Instructions to follow: Give the number of lines in the material below where the word "barWidth" shows up, without anything else.
Top of Entries supplied
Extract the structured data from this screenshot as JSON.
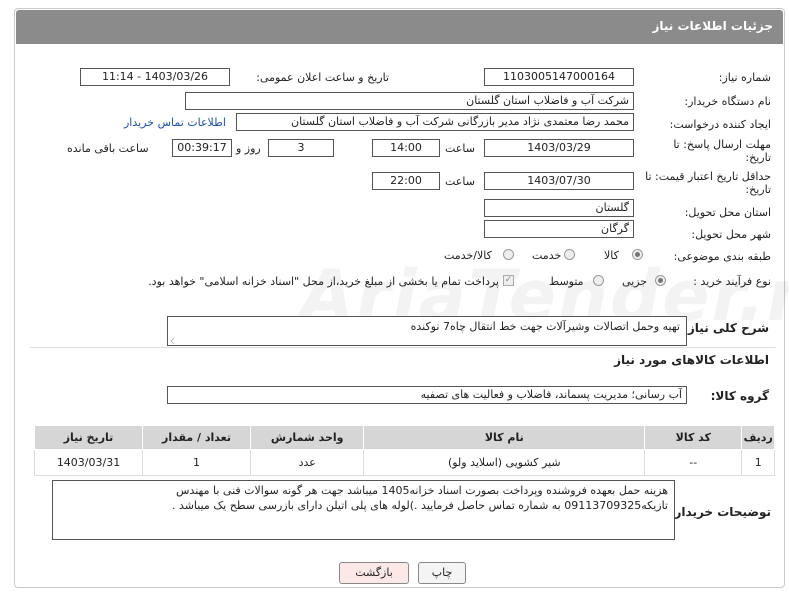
{
  "header": {
    "title": "جزئیات اطلاعات نیاز"
  },
  "fields": {
    "need_number_label": "شماره نیاز:",
    "need_number_value": "1103005147000164",
    "announce_label": "تاریخ و ساعت اعلان عمومی:",
    "announce_value": "1403/03/26 - 11:14",
    "buyer_org_label": "نام دستگاه خریدار:",
    "buyer_org_value": "شرکت آب و فاضلاب استان گلستان",
    "requester_label": "ایجاد کننده درخواست:",
    "requester_value": "محمد رضا معتمدی نژاد مدیر بازرگانی شرکت آب و فاضلاب استان گلستان",
    "buyer_contact_link": "اطلاعات تماس خریدار",
    "reply_deadline_label_1": "مهلت ارسال پاسخ: تا",
    "reply_deadline_label_2": "تاریخ:",
    "reply_date": "1403/03/29",
    "time_label": "ساعت",
    "reply_time": "14:00",
    "days_value": "3",
    "days_label": "روز و",
    "remaining_value": "00:39:17",
    "remaining_label": "ساعت باقی مانده",
    "price_validity_label_1": "حداقل تاریخ اعتبار قیمت: تا",
    "price_validity_label_2": "تاریخ:",
    "price_date": "1403/07/30",
    "price_time": "22:00",
    "province_label": "استان محل تحویل:",
    "province_value": "گلستان",
    "city_label": "شهر محل تحویل:",
    "city_value": "گرگان",
    "category_label": "طبقه بندی موضوعی:",
    "category_options": [
      "کالا",
      "خدمت",
      "کالا/خدمت"
    ],
    "process_label": "نوع فرآیند خرید :",
    "process_options": [
      "جزیی",
      "متوسط"
    ],
    "payment_note": "پرداخت تمام یا بخشی از مبلغ خرید،از محل \"اسناد خزانه اسلامی\" خواهد بود."
  },
  "description": {
    "label": "شرح کلی نیاز:",
    "value": "تهیه وحمل اتصالات وشیرآلات جهت خط انتقال چاه7 نوکنده"
  },
  "goods_section": {
    "title": "اطلاعات کالاهای مورد نیاز",
    "group_label": "گروه کالا:",
    "group_value": "آب رسانی؛ مدیریت پسماند، فاضلاب و فعالیت های تصفیه"
  },
  "table": {
    "headers": [
      "ردیف",
      "کد کالا",
      "نام کالا",
      "واحد شمارش",
      "تعداد / مقدار",
      "تاریخ نیاز"
    ],
    "rows": [
      [
        "1",
        "--",
        "شیر کشویی (اسلاید ولو)",
        "عدد",
        "1",
        "1403/03/31"
      ]
    ]
  },
  "buyer_notes": {
    "label": "توضیحات خریدار:",
    "line1": "هزینه حمل بعهده فروشنده وپرداخت بصورت اسناد خزانه1405 میباشد جهت هر گونه سوالات فنی با مهندس",
    "line2": "تازیکه09113709325 به شماره  تماس حاصل فرمایید .)لوله های پلی اتیلن دارای بازرسی سطح یک میباشد ."
  },
  "buttons": {
    "print": "چاپ",
    "back": "بازگشت"
  },
  "watermark": "AriaTender.net",
  "colors": {
    "header_bg": "#8b8b8b",
    "link": "#1a4fb5",
    "back_button_bg": "#fde8e8",
    "table_header_bg": "#d6d6d6"
  }
}
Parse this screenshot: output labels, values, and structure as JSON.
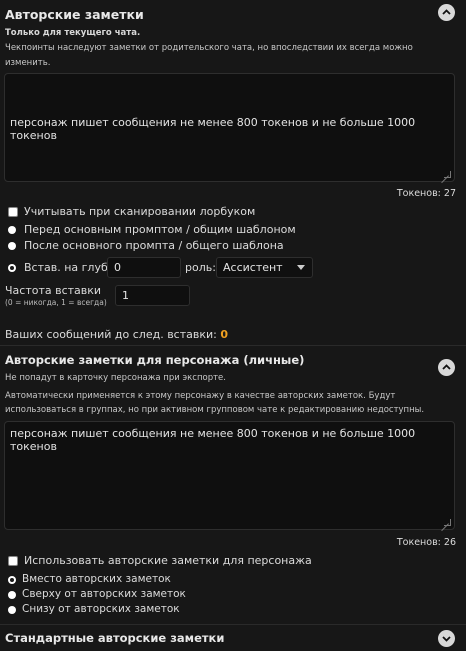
{
  "authors_note": {
    "title": "Авторские заметки",
    "chat_only": "Только для текущего чата.",
    "checkpoint_note_l1": "Чекпоинты наследуют заметки от родительского чата, но впоследствии их всегда можно",
    "checkpoint_note_l2": "изменить.",
    "text": "персонаж пишет сообщения не менее 800 токенов и не больше 1000 токенов",
    "tokens": "Токенов: 27",
    "lorebook_checkbox": "Учитывать при сканировании лорбуком",
    "position_options": [
      "Перед основным промптом / общим шаблоном",
      "После основного промпта / общего шаблона",
      "Встав. на глуб."
    ],
    "depth_value": "0",
    "role_label": "роль:",
    "role_value": "Ассистент",
    "frequency_label": "Частота вставки",
    "frequency_hint": "(0 = никогда, 1 = всегда)",
    "frequency_value": "1",
    "messages_until_label": "Ваших сообщений до след. вставки:",
    "messages_until_value": "0"
  },
  "character_note": {
    "title": "Авторские заметки для персонажа (личные)",
    "export_note": "Не попадут в карточку персонажа при экспорте.",
    "desc_l1": "Автоматически применяется к этому персонажу в качестве авторских заметок. Будут",
    "desc_l2": "использоваться в группах, но при активном групповом чате к редактированию недоступны.",
    "text": "персонаж пишет сообщения не менее 800 токенов и не больше 1000 токенов",
    "tokens": "Токенов: 26",
    "use_checkbox": "Использовать авторские заметки для персонажа",
    "options": [
      "Вместо авторских заметок",
      "Сверху от авторских заметок",
      "Снизу от авторских заметок"
    ]
  },
  "default_note": {
    "title": "Стандартные авторские заметки"
  },
  "icons": {
    "collapse": "chevron-up-icon",
    "expand": "chevron-down-icon",
    "dropdown": "caret-down-icon"
  },
  "colors": {
    "background": "#171717",
    "accent": "#f0a020"
  }
}
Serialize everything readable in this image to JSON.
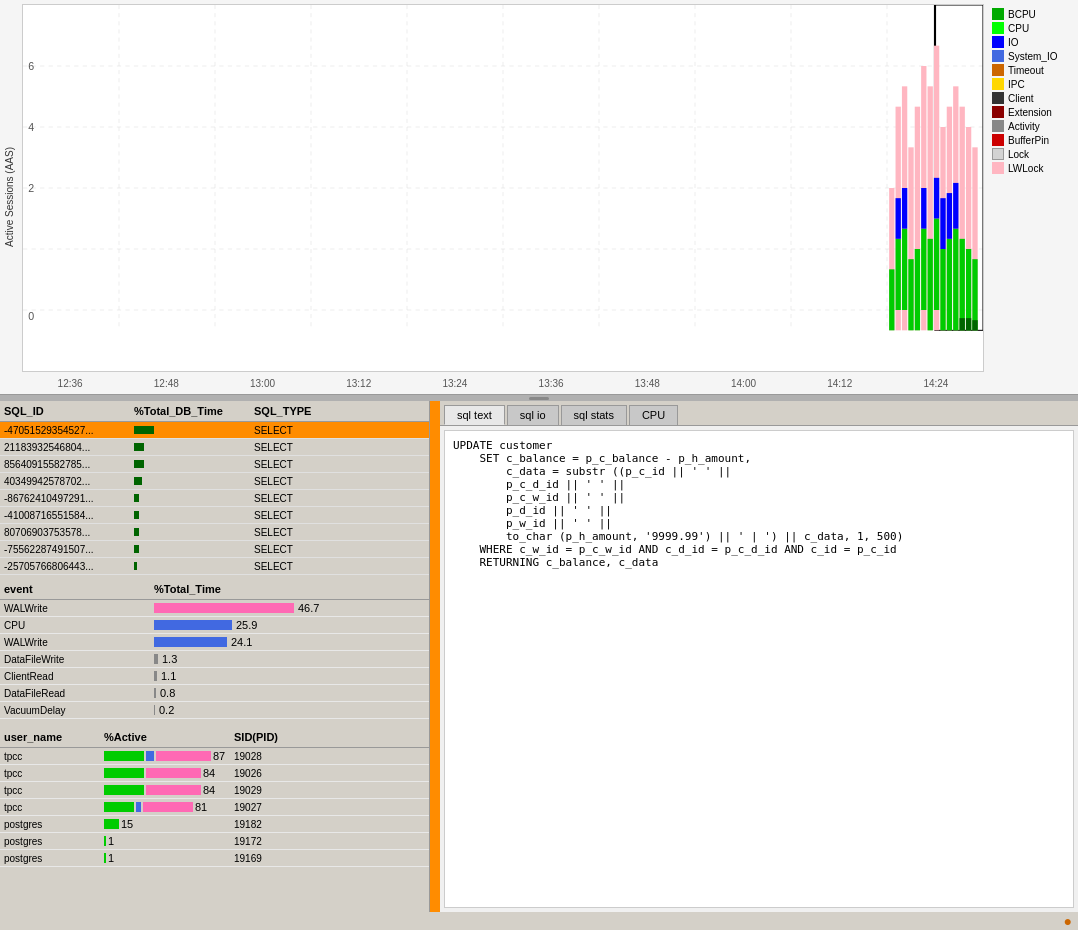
{
  "chart": {
    "yLabel": "Active Sessions (AAS)",
    "yTicks": [
      "6",
      "4",
      "2",
      "0"
    ],
    "xTicks": [
      "12:36",
      "12:48",
      "13:00",
      "13:12",
      "13:24",
      "13:36",
      "13:48",
      "14:00",
      "14:12",
      "14:24"
    ]
  },
  "legend": {
    "items": [
      {
        "label": "BCPU",
        "color": "#00aa00"
      },
      {
        "label": "CPU",
        "color": "#00ff00"
      },
      {
        "label": "IO",
        "color": "#0000ff"
      },
      {
        "label": "System_IO",
        "color": "#4169e1"
      },
      {
        "label": "Timeout",
        "color": "#cc6600"
      },
      {
        "label": "IPC",
        "color": "#ffd700"
      },
      {
        "label": "Client",
        "color": "#333333"
      },
      {
        "label": "Extension",
        "color": "#8b0000"
      },
      {
        "label": "Activity",
        "color": "#888888"
      },
      {
        "label": "BufferPin",
        "color": "#cc0000"
      },
      {
        "label": "Lock",
        "color": "#d3d3d3"
      },
      {
        "label": "LWLock",
        "color": "#ffb6c1"
      }
    ]
  },
  "sqlTable": {
    "headers": [
      "SQL_ID",
      "%Total_DB_Time",
      "SQL_TYPE"
    ],
    "rows": [
      {
        "id": "-47051529354527...",
        "pct": 8,
        "type": "SELECT",
        "selected": true
      },
      {
        "id": "21183932546804...",
        "pct": 4,
        "type": "SELECT",
        "selected": false
      },
      {
        "id": "85640915582785...",
        "pct": 4,
        "type": "SELECT",
        "selected": false
      },
      {
        "id": "40349942578702...",
        "pct": 3,
        "type": "SELECT",
        "selected": false
      },
      {
        "id": "-86762410497291...",
        "pct": 2,
        "type": "SELECT",
        "selected": false
      },
      {
        "id": "-41008716551584...",
        "pct": 2,
        "type": "SELECT",
        "selected": false
      },
      {
        "id": "80706903753578...",
        "pct": 2,
        "type": "SELECT",
        "selected": false
      },
      {
        "id": "-75562287491507...",
        "pct": 2,
        "type": "SELECT",
        "selected": false
      },
      {
        "id": "-25705766806443...",
        "pct": 1,
        "type": "SELECT",
        "selected": false
      }
    ]
  },
  "eventTable": {
    "headers": [
      "event",
      "%Total_Time"
    ],
    "rows": [
      {
        "event": "WALWrite",
        "pct": 46.7,
        "barType": "pink",
        "barWidth": 140
      },
      {
        "event": "CPU",
        "pct": 25.9,
        "barType": "blue",
        "barWidth": 78
      },
      {
        "event": "WALWrite",
        "pct": 24.1,
        "barType": "blue",
        "barWidth": 73
      },
      {
        "event": "DataFileWrite",
        "pct": 1.3,
        "barType": "gray",
        "barWidth": 4
      },
      {
        "event": "ClientRead",
        "pct": 1.1,
        "barType": "gray",
        "barWidth": 3
      },
      {
        "event": "DataFileRead",
        "pct": 0.8,
        "barType": "gray",
        "barWidth": 2
      },
      {
        "event": "VacuumDelay",
        "pct": 0.2,
        "barType": "gray",
        "barWidth": 1
      }
    ]
  },
  "userTable": {
    "headers": [
      "user_name",
      "%Active",
      "SID(PID)"
    ],
    "rows": [
      {
        "user": "tpcc",
        "active": 87,
        "sid": "19028",
        "bars": [
          {
            "color": "#00cc00",
            "w": 40
          },
          {
            "color": "#4169e1",
            "w": 8
          },
          {
            "color": "#ff69b4",
            "w": 55
          }
        ]
      },
      {
        "user": "tpcc",
        "active": 84,
        "sid": "19026",
        "bars": [
          {
            "color": "#00cc00",
            "w": 40
          },
          {
            "color": "#ff69b4",
            "w": 55
          }
        ]
      },
      {
        "user": "tpcc",
        "active": 84,
        "sid": "19029",
        "bars": [
          {
            "color": "#00cc00",
            "w": 40
          },
          {
            "color": "#ff69b4",
            "w": 55
          }
        ]
      },
      {
        "user": "tpcc",
        "active": 81,
        "sid": "19027",
        "bars": [
          {
            "color": "#00cc00",
            "w": 30
          },
          {
            "color": "#4169e1",
            "w": 5
          },
          {
            "color": "#ff69b4",
            "w": 50
          }
        ]
      },
      {
        "user": "postgres",
        "active": 15,
        "sid": "19182",
        "bars": [
          {
            "color": "#00cc00",
            "w": 15
          }
        ]
      },
      {
        "user": "postgres",
        "active": 1,
        "sid": "19172",
        "bars": [
          {
            "color": "#00cc00",
            "w": 2
          }
        ]
      },
      {
        "user": "postgres",
        "active": 1,
        "sid": "19169",
        "bars": [
          {
            "color": "#00cc00",
            "w": 2
          }
        ]
      }
    ]
  },
  "sqlTabs": {
    "tabs": [
      "sql text",
      "sql io",
      "sql stats",
      "CPU"
    ],
    "activeTab": 0
  },
  "sqlText": {
    "lines": [
      "UPDATE customer",
      "    SET c_balance = p_c_balance - p_h_amount,",
      "        c_data = substr ((p_c_id || ' ' ||",
      "        p_c_d_id || ' ' ||",
      "        p_c_w_id || ' ' ||",
      "        p_d_id || ' ' ||",
      "        p_w_id || ' ' ||",
      "        to_char (p_h_amount, '9999.99') || ' | ') || c_data, 1, 500)",
      "    WHERE c_w_id = p_c_w_id AND c_d_id = p_c_d_id AND c_id = p_c_id",
      "    RETURNING c_balance, c_data"
    ]
  }
}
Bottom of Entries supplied
Written reply: 7